"People do not have the income to support their current debt obligations," says Gail Cunningham, a spokeswoman for the National Foundation for Credit Counseling. "Back years ago, when people were living large, they created a lifestyle that their income could not support, but I don't think that's going on anymore. These respondents are probably doing the best they can."
Should you pay down credit cards or save?
One positive finding in the survey is that nearly one-fifth of the respondents -- 18 percent -- say saving is their main financial priority.
"Hats off to those people who have their financial ducks in a row," Cunningham says.
The desire to save seems particularly strong among young consumers. Saving is the top priority for 27 percent of respondents under age 30, higher than any other age group.

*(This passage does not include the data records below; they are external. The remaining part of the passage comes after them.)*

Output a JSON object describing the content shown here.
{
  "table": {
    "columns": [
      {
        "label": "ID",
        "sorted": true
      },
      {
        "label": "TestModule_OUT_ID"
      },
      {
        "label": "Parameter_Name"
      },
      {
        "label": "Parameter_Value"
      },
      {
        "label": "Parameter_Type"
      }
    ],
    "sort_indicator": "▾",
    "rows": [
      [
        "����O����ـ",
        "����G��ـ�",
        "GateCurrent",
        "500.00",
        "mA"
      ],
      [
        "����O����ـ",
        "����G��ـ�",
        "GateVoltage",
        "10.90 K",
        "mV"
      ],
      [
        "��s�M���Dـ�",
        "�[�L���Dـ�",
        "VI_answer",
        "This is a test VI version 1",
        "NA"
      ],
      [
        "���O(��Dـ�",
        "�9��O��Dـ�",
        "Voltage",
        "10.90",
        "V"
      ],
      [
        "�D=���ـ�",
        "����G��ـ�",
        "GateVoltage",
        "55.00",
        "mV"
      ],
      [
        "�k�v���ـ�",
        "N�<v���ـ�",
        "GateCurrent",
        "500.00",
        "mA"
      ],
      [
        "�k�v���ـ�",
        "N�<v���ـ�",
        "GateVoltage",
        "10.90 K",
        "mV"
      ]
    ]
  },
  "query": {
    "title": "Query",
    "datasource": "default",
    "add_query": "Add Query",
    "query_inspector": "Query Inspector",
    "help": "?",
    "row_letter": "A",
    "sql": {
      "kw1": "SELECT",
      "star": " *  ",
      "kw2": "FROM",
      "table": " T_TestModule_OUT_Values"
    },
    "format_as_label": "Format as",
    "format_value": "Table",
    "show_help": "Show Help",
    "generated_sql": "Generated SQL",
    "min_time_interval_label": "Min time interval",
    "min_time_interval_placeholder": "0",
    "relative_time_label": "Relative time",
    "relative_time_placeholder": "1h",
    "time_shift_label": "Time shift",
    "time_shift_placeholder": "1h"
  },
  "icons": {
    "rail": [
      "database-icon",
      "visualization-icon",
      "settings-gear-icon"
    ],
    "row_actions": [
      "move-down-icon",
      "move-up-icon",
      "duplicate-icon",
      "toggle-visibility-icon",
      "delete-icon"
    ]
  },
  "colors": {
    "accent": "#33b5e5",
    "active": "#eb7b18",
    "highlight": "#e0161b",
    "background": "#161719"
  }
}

"Saving today, especially when young, is critically important to financial security in future years," McBride says.
Consumers who don't have a rainy day fund should set aside some money every month to build up their savings even if they have credit card debt, Cunningham adds.
"The question I get so often is, 'I have a little extra money. Should I pay down debt or save?' The answer is: Both. You are on a very slippery financial rope if you have zero savings."
Being too giving
But for those who can barely afford to keep up with paying bills, saving money may seem nearly impossible. That's especially the case with those who say they're giving relatives financial help, in addition to supporting themselves.
About 12 percent of the respondents in the survey say their top financial priority is to provide financial assistance to family members or friends.
"That's a huge number, and we see it in real life all the time," says Cunningham. "It underscores lots of other problems we have, such as young people graduating and not being able to find a job, so they are moving back in with the parents. The parents are caring for young adults and sometimes their own parents. It's a big drain on people's finances."